If you want to grasp why Republicans are careening toward a potential federal government shutdown, and possibly toward provoking a sovereign debt crisis after that, you need to understand that this is the inevitable product of a conscious party strategy. Just as Republicans responded to their 2008 defeat by moving farther right, they responded to the 2012 defeat by moving right yet again. Since they had begun from a position of total opposition to the entire Obama agenda, the newer rightward lurch took the form of trying to wrest concessions from Obama by provoking a series of crises.
And certain institutional players got in on the act and put the heat on MOC's big time. Here's a letter from Heritage action to the GOP caucus from last May:
In the coming months, you will face tremendous pressure to accept a deal to raise our nation’s debt ceiling. Conservatives around the country will insist the debt ceiling not be raised unless our nation gets on a path to a balanced budget within 10 years and stays balanced. This is not an arbitrary marker; rather, it is the marker laid out by the entire House Republican Conference in what has become known as the Williamsburg Accord.
Conservatives cannot enter into the debt ceiling debate without understanding the promise of the Williamsburg Accord.
On January 18, four current and former chairmen of the Republican Study Committee announced an agreement to re-sequence the 2013 fiscal fights. In exchange for holding the line on the sequester and producing a budget that balanced in ten years, conservatives agreed to postpone the debt ceiling debate for several months. In turn, the debate on the debt ceiling would revolve around enacting the policies that put the federal budget on the path to 10-year balance.
A few days later, Speaker Boehner declared, “It’s time for us to come to a plan that will in fact balance the budget over the next 10 years.” He said it was the GOP’s “commitment to the American people.”
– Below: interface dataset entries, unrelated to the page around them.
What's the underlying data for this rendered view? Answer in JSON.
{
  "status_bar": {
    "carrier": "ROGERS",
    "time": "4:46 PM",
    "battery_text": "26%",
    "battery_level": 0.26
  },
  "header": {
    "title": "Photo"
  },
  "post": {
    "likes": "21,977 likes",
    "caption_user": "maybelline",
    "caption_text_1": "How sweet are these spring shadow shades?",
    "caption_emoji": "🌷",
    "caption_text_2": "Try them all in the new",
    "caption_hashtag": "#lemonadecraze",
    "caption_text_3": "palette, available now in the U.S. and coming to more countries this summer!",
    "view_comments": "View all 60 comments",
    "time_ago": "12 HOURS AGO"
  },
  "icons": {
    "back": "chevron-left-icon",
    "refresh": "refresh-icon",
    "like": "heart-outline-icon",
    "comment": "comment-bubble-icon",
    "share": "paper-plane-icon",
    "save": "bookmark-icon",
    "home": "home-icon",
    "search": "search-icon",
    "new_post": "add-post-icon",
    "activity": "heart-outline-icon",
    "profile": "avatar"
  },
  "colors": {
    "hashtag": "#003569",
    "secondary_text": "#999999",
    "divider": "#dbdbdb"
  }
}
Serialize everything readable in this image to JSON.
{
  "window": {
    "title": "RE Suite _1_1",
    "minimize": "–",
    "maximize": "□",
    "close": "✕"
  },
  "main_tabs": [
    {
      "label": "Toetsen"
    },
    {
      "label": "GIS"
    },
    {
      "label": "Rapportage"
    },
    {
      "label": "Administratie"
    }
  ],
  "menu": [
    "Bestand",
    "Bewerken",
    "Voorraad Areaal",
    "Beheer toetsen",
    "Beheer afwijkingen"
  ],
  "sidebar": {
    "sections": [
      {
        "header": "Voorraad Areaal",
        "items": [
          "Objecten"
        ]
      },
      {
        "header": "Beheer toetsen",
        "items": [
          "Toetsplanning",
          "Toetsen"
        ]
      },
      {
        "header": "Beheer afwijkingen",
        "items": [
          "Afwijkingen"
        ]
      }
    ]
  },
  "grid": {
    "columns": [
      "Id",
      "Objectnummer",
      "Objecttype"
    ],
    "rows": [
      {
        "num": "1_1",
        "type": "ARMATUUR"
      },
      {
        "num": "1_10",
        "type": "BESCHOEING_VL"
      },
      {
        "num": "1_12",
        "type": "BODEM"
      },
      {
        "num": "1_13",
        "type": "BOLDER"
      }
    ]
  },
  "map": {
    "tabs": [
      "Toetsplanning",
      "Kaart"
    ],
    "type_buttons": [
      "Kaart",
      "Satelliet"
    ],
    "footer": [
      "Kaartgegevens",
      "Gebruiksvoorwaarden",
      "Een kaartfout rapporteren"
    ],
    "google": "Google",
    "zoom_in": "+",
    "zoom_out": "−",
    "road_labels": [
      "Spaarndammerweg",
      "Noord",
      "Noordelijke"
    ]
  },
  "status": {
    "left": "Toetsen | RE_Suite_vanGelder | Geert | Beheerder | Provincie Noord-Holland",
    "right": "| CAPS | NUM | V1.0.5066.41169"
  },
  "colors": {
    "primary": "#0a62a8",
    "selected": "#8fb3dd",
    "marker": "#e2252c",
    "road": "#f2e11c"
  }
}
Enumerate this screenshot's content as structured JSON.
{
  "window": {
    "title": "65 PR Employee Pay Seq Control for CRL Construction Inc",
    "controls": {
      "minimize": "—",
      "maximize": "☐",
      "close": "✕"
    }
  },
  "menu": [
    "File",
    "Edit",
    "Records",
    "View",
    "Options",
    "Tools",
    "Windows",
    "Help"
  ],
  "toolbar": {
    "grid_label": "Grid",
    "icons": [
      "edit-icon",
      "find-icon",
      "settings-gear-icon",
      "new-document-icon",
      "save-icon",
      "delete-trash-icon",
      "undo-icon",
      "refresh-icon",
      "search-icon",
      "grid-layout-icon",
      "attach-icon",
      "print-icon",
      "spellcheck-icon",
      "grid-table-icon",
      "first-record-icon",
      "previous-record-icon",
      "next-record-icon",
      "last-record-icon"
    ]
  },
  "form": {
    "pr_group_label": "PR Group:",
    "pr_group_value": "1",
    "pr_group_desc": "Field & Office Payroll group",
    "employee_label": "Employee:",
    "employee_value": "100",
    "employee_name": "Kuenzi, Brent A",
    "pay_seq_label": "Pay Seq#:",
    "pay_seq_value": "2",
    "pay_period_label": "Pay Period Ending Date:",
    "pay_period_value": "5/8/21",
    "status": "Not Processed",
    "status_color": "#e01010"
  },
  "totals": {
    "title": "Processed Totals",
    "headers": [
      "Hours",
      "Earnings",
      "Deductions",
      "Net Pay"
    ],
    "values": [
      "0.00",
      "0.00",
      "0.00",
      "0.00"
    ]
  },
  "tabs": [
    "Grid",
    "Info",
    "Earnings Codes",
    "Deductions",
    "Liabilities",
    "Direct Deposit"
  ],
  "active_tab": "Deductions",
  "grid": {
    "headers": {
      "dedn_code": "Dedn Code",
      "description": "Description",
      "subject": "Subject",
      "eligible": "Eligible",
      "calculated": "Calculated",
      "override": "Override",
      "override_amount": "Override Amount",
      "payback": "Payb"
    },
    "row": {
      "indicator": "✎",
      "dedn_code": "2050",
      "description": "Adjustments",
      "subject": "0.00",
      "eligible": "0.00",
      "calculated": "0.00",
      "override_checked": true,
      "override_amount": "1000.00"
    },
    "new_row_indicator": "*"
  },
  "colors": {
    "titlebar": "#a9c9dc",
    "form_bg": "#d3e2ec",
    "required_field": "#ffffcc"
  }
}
As the proverbial ink dried on the Williamsburg Accord, the House Republican Conference marched in unison. Lawmakers focused on laying the groundwork to enact the policies necessary to achieve a 10-year balance, as scored by the Congressional Budget Office, and attach them to any future increases in the debt ceiling.
At the same time, the National Republican Congressional Committee quietly poll-tested the message in key districts. Balancing the budget was a winning political argument in swing districts. The NRCC poll found that 45 percent of Democrats, 61 percent of Independents and 76 percent of Republicans thought balancing the federal budget would “significantly increase economic growth and create millions of American jobs.”
Good policy is good politics, and we know from recent history a coherent, principled message on the debt ceiling can shift public opinion. Before landing on the Budget Control Act in August 2011, Republicans consistently said America had a spending problem and spending reductions must accompany any increase in the debt ceiling.
Not surprisingly, the accepted narrative of that showdown is wrong. Many forget Republicans were winning the generic congressional vote the entire month of July. President Obama’s disapproval rating stood at 52% by the end of August. In September, Mitt Romney was leading in head-to-head polling.
The path to balance is the path to victory.
Conservatives should not raise our nation’s statutory debt limit unless Congress passes and the President signs into law real reforms and immediate spending reductions that place America on a path to balance within 10 years without raising taxes and keeping the budget in balance.
What they were talking about was Paul Ryan's budget. And guess what? They got it: